START Data section
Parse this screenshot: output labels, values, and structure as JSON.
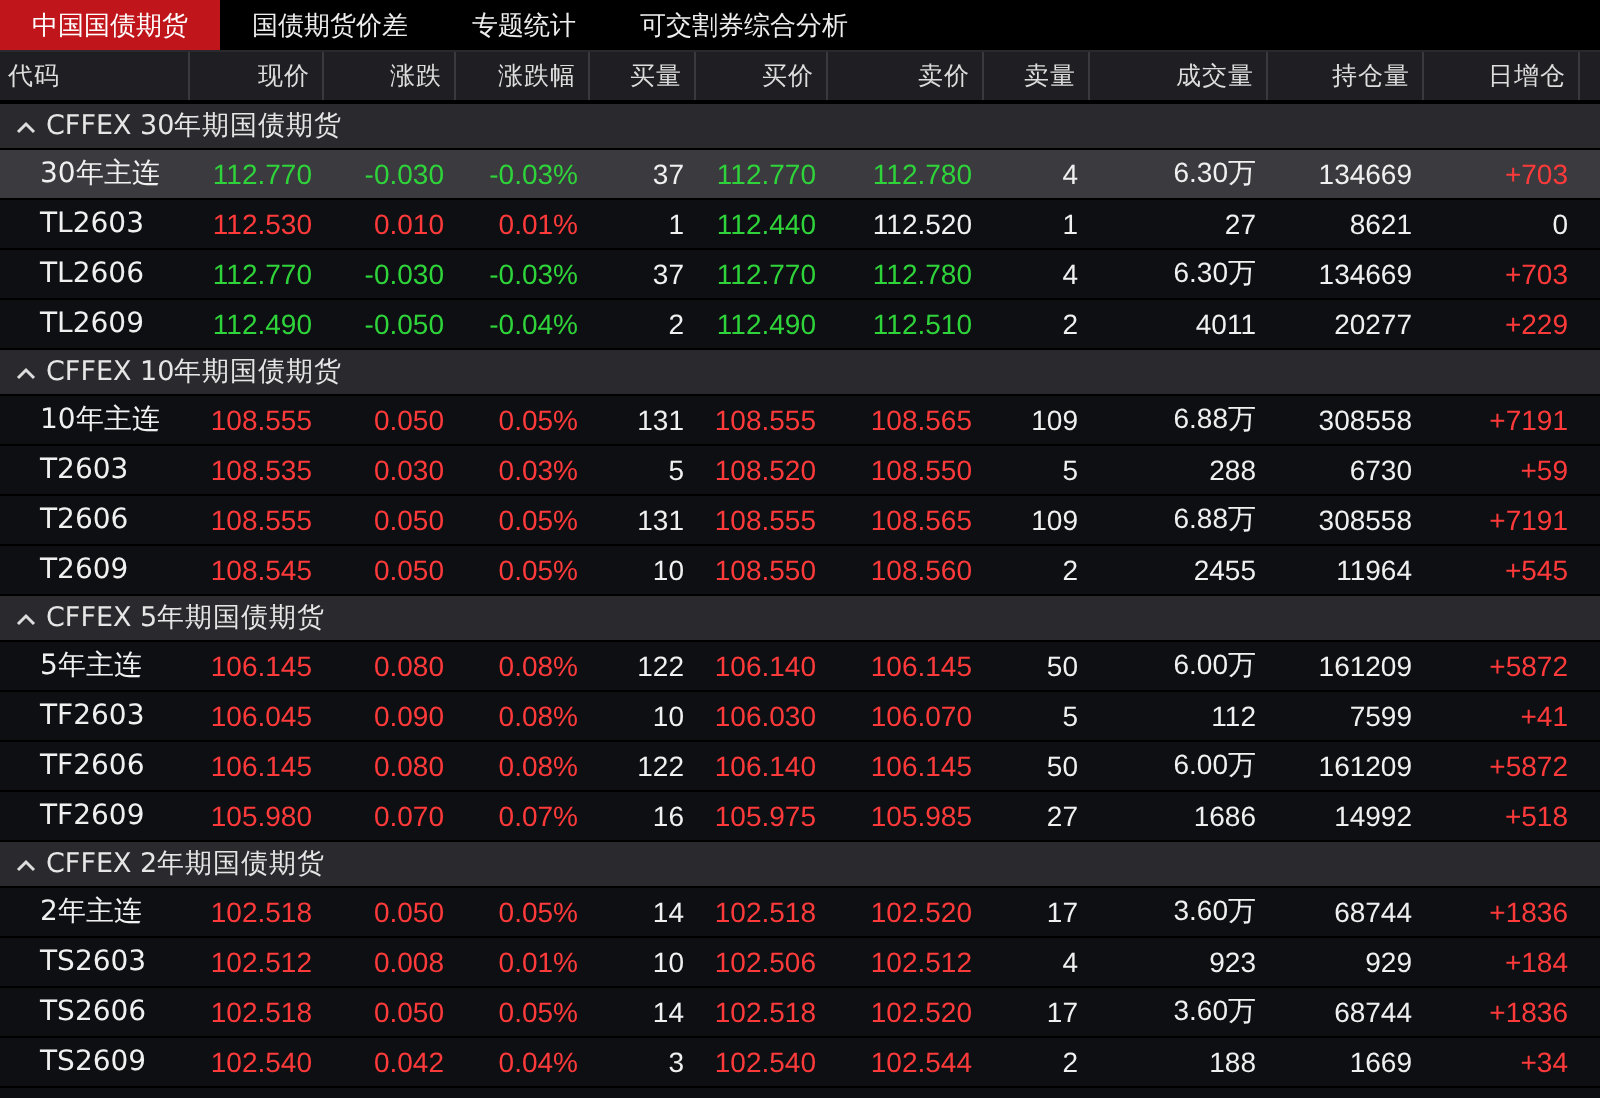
{
  "tabs": [
    {
      "label": "中国国债期货",
      "selected": true
    },
    {
      "label": "国债期货价差",
      "selected": false
    },
    {
      "label": "专题统计",
      "selected": false
    },
    {
      "label": "可交割券综合分析",
      "selected": false
    }
  ],
  "table": {
    "columns": [
      "代码",
      "现价",
      "涨跌",
      "涨跌幅",
      "买量",
      "买价",
      "卖价",
      "卖量",
      "成交量",
      "持仓量",
      "日增仓"
    ],
    "groups": [
      {
        "title": "CFFEX 30年期国债期货",
        "expanded": true,
        "rows": [
          {
            "selected": true,
            "cells": [
              {
                "text": "30年主连",
                "color": "#f0f0f0"
              },
              {
                "text": "112.770",
                "color": "#2fd33a"
              },
              {
                "text": "-0.030",
                "color": "#2fd33a"
              },
              {
                "text": "-0.03%",
                "color": "#2fd33a"
              },
              {
                "text": "37",
                "color": "#f0f0f0"
              },
              {
                "text": "112.770",
                "color": "#2fd33a"
              },
              {
                "text": "112.780",
                "color": "#2fd33a"
              },
              {
                "text": "4",
                "color": "#f0f0f0"
              },
              {
                "text": "6.30万",
                "color": "#f0f0f0"
              },
              {
                "text": "134669",
                "color": "#f0f0f0"
              },
              {
                "text": "+703",
                "color": "#ff3a3a"
              }
            ]
          },
          {
            "selected": false,
            "cells": [
              {
                "text": "TL2603",
                "color": "#f0f0f0"
              },
              {
                "text": "112.530",
                "color": "#ff3a3a"
              },
              {
                "text": "0.010",
                "color": "#ff3a3a"
              },
              {
                "text": "0.01%",
                "color": "#ff3a3a"
              },
              {
                "text": "1",
                "color": "#f0f0f0"
              },
              {
                "text": "112.440",
                "color": "#2fd33a"
              },
              {
                "text": "112.520",
                "color": "#f0f0f0"
              },
              {
                "text": "1",
                "color": "#f0f0f0"
              },
              {
                "text": "27",
                "color": "#f0f0f0"
              },
              {
                "text": "8621",
                "color": "#f0f0f0"
              },
              {
                "text": "0",
                "color": "#f0f0f0"
              }
            ]
          },
          {
            "selected": false,
            "cells": [
              {
                "text": "TL2606",
                "color": "#f0f0f0"
              },
              {
                "text": "112.770",
                "color": "#2fd33a"
              },
              {
                "text": "-0.030",
                "color": "#2fd33a"
              },
              {
                "text": "-0.03%",
                "color": "#2fd33a"
              },
              {
                "text": "37",
                "color": "#f0f0f0"
              },
              {
                "text": "112.770",
                "color": "#2fd33a"
              },
              {
                "text": "112.780",
                "color": "#2fd33a"
              },
              {
                "text": "4",
                "color": "#f0f0f0"
              },
              {
                "text": "6.30万",
                "color": "#f0f0f0"
              },
              {
                "text": "134669",
                "color": "#f0f0f0"
              },
              {
                "text": "+703",
                "color": "#ff3a3a"
              }
            ]
          },
          {
            "selected": false,
            "cells": [
              {
                "text": "TL2609",
                "color": "#f0f0f0"
              },
              {
                "text": "112.490",
                "color": "#2fd33a"
              },
              {
                "text": "-0.050",
                "color": "#2fd33a"
              },
              {
                "text": "-0.04%",
                "color": "#2fd33a"
              },
              {
                "text": "2",
                "color": "#f0f0f0"
              },
              {
                "text": "112.490",
                "color": "#2fd33a"
              },
              {
                "text": "112.510",
                "color": "#2fd33a"
              },
              {
                "text": "2",
                "color": "#f0f0f0"
              },
              {
                "text": "4011",
                "color": "#f0f0f0"
              },
              {
                "text": "20277",
                "color": "#f0f0f0"
              },
              {
                "text": "+229",
                "color": "#ff3a3a"
              }
            ]
          }
        ]
      },
      {
        "title": "CFFEX 10年期国债期货",
        "expanded": true,
        "rows": [
          {
            "selected": false,
            "cells": [
              {
                "text": "10年主连",
                "color": "#f0f0f0"
              },
              {
                "text": "108.555",
                "color": "#ff3a3a"
              },
              {
                "text": "0.050",
                "color": "#ff3a3a"
              },
              {
                "text": "0.05%",
                "color": "#ff3a3a"
              },
              {
                "text": "131",
                "color": "#f0f0f0"
              },
              {
                "text": "108.555",
                "color": "#ff3a3a"
              },
              {
                "text": "108.565",
                "color": "#ff3a3a"
              },
              {
                "text": "109",
                "color": "#f0f0f0"
              },
              {
                "text": "6.88万",
                "color": "#f0f0f0"
              },
              {
                "text": "308558",
                "color": "#f0f0f0"
              },
              {
                "text": "+7191",
                "color": "#ff3a3a"
              }
            ]
          },
          {
            "selected": false,
            "cells": [
              {
                "text": "T2603",
                "color": "#f0f0f0"
              },
              {
                "text": "108.535",
                "color": "#ff3a3a"
              },
              {
                "text": "0.030",
                "color": "#ff3a3a"
              },
              {
                "text": "0.03%",
                "color": "#ff3a3a"
              },
              {
                "text": "5",
                "color": "#f0f0f0"
              },
              {
                "text": "108.520",
                "color": "#ff3a3a"
              },
              {
                "text": "108.550",
                "color": "#ff3a3a"
              },
              {
                "text": "5",
                "color": "#f0f0f0"
              },
              {
                "text": "288",
                "color": "#f0f0f0"
              },
              {
                "text": "6730",
                "color": "#f0f0f0"
              },
              {
                "text": "+59",
                "color": "#ff3a3a"
              }
            ]
          },
          {
            "selected": false,
            "cells": [
              {
                "text": "T2606",
                "color": "#f0f0f0"
              },
              {
                "text": "108.555",
                "color": "#ff3a3a"
              },
              {
                "text": "0.050",
                "color": "#ff3a3a"
              },
              {
                "text": "0.05%",
                "color": "#ff3a3a"
              },
              {
                "text": "131",
                "color": "#f0f0f0"
              },
              {
                "text": "108.555",
                "color": "#ff3a3a"
              },
              {
                "text": "108.565",
                "color": "#ff3a3a"
              },
              {
                "text": "109",
                "color": "#f0f0f0"
              },
              {
                "text": "6.88万",
                "color": "#f0f0f0"
              },
              {
                "text": "308558",
                "color": "#f0f0f0"
              },
              {
                "text": "+7191",
                "color": "#ff3a3a"
              }
            ]
          },
          {
            "selected": false,
            "cells": [
              {
                "text": "T2609",
                "color": "#f0f0f0"
              },
              {
                "text": "108.545",
                "color": "#ff3a3a"
              },
              {
                "text": "0.050",
                "color": "#ff3a3a"
              },
              {
                "text": "0.05%",
                "color": "#ff3a3a"
              },
              {
                "text": "10",
                "color": "#f0f0f0"
              },
              {
                "text": "108.550",
                "color": "#ff3a3a"
              },
              {
                "text": "108.560",
                "color": "#ff3a3a"
              },
              {
                "text": "2",
                "color": "#f0f0f0"
              },
              {
                "text": "2455",
                "color": "#f0f0f0"
              },
              {
                "text": "11964",
                "color": "#f0f0f0"
              },
              {
                "text": "+545",
                "color": "#ff3a3a"
              }
            ]
          }
        ]
      },
      {
        "title": "CFFEX 5年期国债期货",
        "expanded": true,
        "rows": [
          {
            "selected": false,
            "cells": [
              {
                "text": "5年主连",
                "color": "#f0f0f0"
              },
              {
                "text": "106.145",
                "color": "#ff3a3a"
              },
              {
                "text": "0.080",
                "color": "#ff3a3a"
              },
              {
                "text": "0.08%",
                "color": "#ff3a3a"
              },
              {
                "text": "122",
                "color": "#f0f0f0"
              },
              {
                "text": "106.140",
                "color": "#ff3a3a"
              },
              {
                "text": "106.145",
                "color": "#ff3a3a"
              },
              {
                "text": "50",
                "color": "#f0f0f0"
              },
              {
                "text": "6.00万",
                "color": "#f0f0f0"
              },
              {
                "text": "161209",
                "color": "#f0f0f0"
              },
              {
                "text": "+5872",
                "color": "#ff3a3a"
              }
            ]
          },
          {
            "selected": false,
            "cells": [
              {
                "text": "TF2603",
                "color": "#f0f0f0"
              },
              {
                "text": "106.045",
                "color": "#ff3a3a"
              },
              {
                "text": "0.090",
                "color": "#ff3a3a"
              },
              {
                "text": "0.08%",
                "color": "#ff3a3a"
              },
              {
                "text": "10",
                "color": "#f0f0f0"
              },
              {
                "text": "106.030",
                "color": "#ff3a3a"
              },
              {
                "text": "106.070",
                "color": "#ff3a3a"
              },
              {
                "text": "5",
                "color": "#f0f0f0"
              },
              {
                "text": "112",
                "color": "#f0f0f0"
              },
              {
                "text": "7599",
                "color": "#f0f0f0"
              },
              {
                "text": "+41",
                "color": "#ff3a3a"
              }
            ]
          },
          {
            "selected": false,
            "cells": [
              {
                "text": "TF2606",
                "color": "#f0f0f0"
              },
              {
                "text": "106.145",
                "color": "#ff3a3a"
              },
              {
                "text": "0.080",
                "color": "#ff3a3a"
              },
              {
                "text": "0.08%",
                "color": "#ff3a3a"
              },
              {
                "text": "122",
                "color": "#f0f0f0"
              },
              {
                "text": "106.140",
                "color": "#ff3a3a"
              },
              {
                "text": "106.145",
                "color": "#ff3a3a"
              },
              {
                "text": "50",
                "color": "#f0f0f0"
              },
              {
                "text": "6.00万",
                "color": "#f0f0f0"
              },
              {
                "text": "161209",
                "color": "#f0f0f0"
              },
              {
                "text": "+5872",
                "color": "#ff3a3a"
              }
            ]
          },
          {
            "selected": false,
            "cells": [
              {
                "text": "TF2609",
                "color": "#f0f0f0"
              },
              {
                "text": "105.980",
                "color": "#ff3a3a"
              },
              {
                "text": "0.070",
                "color": "#ff3a3a"
              },
              {
                "text": "0.07%",
                "color": "#ff3a3a"
              },
              {
                "text": "16",
                "color": "#f0f0f0"
              },
              {
                "text": "105.975",
                "color": "#ff3a3a"
              },
              {
                "text": "105.985",
                "color": "#ff3a3a"
              },
              {
                "text": "27",
                "color": "#f0f0f0"
              },
              {
                "text": "1686",
                "color": "#f0f0f0"
              },
              {
                "text": "14992",
                "color": "#f0f0f0"
              },
              {
                "text": "+518",
                "color": "#ff3a3a"
              }
            ]
          }
        ]
      },
      {
        "title": "CFFEX 2年期国债期货",
        "expanded": true,
        "rows": [
          {
            "selected": false,
            "cells": [
              {
                "text": "2年主连",
                "color": "#f0f0f0"
              },
              {
                "text": "102.518",
                "color": "#ff3a3a"
              },
              {
                "text": "0.050",
                "color": "#ff3a3a"
              },
              {
                "text": "0.05%",
                "color": "#ff3a3a"
              },
              {
                "text": "14",
                "color": "#f0f0f0"
              },
              {
                "text": "102.518",
                "color": "#ff3a3a"
              },
              {
                "text": "102.520",
                "color": "#ff3a3a"
              },
              {
                "text": "17",
                "color": "#f0f0f0"
              },
              {
                "text": "3.60万",
                "color": "#f0f0f0"
              },
              {
                "text": "68744",
                "color": "#f0f0f0"
              },
              {
                "text": "+1836",
                "color": "#ff3a3a"
              }
            ]
          },
          {
            "selected": false,
            "cells": [
              {
                "text": "TS2603",
                "color": "#f0f0f0"
              },
              {
                "text": "102.512",
                "color": "#ff3a3a"
              },
              {
                "text": "0.008",
                "color": "#ff3a3a"
              },
              {
                "text": "0.01%",
                "color": "#ff3a3a"
              },
              {
                "text": "10",
                "color": "#f0f0f0"
              },
              {
                "text": "102.506",
                "color": "#ff3a3a"
              },
              {
                "text": "102.512",
                "color": "#ff3a3a"
              },
              {
                "text": "4",
                "color": "#f0f0f0"
              },
              {
                "text": "923",
                "color": "#f0f0f0"
              },
              {
                "text": "929",
                "color": "#f0f0f0"
              },
              {
                "text": "+184",
                "color": "#ff3a3a"
              }
            ]
          },
          {
            "selected": false,
            "cells": [
              {
                "text": "TS2606",
                "color": "#f0f0f0"
              },
              {
                "text": "102.518",
                "color": "#ff3a3a"
              },
              {
                "text": "0.050",
                "color": "#ff3a3a"
              },
              {
                "text": "0.05%",
                "color": "#ff3a3a"
              },
              {
                "text": "14",
                "color": "#f0f0f0"
              },
              {
                "text": "102.518",
                "color": "#ff3a3a"
              },
              {
                "text": "102.520",
                "color": "#ff3a3a"
              },
              {
                "text": "17",
                "color": "#f0f0f0"
              },
              {
                "text": "3.60万",
                "color": "#f0f0f0"
              },
              {
                "text": "68744",
                "color": "#f0f0f0"
              },
              {
                "text": "+1836",
                "color": "#ff3a3a"
              }
            ]
          },
          {
            "selected": false,
            "cells": [
              {
                "text": "TS2609",
                "color": "#f0f0f0"
              },
              {
                "text": "102.540",
                "color": "#ff3a3a"
              },
              {
                "text": "0.042",
                "color": "#ff3a3a"
              },
              {
                "text": "0.04%",
                "color": "#ff3a3a"
              },
              {
                "text": "3",
                "color": "#f0f0f0"
              },
              {
                "text": "102.540",
                "color": "#ff3a3a"
              },
              {
                "text": "102.544",
                "color": "#ff3a3a"
              },
              {
                "text": "2",
                "color": "#f0f0f0"
              },
              {
                "text": "188",
                "color": "#f0f0f0"
              },
              {
                "text": "1669",
                "color": "#f0f0f0"
              },
              {
                "text": "+34",
                "color": "#ff3a3a"
              }
            ]
          }
        ]
      }
    ]
  }
}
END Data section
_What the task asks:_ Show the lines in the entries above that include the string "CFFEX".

_Finished task:_
        "title": "CFFEX 30年期国债期货",
        "title": "CFFEX 10年期国债期货",
        "title": "CFFEX 5年期国债期货",
        "title": "CFFEX 2年期国债期货",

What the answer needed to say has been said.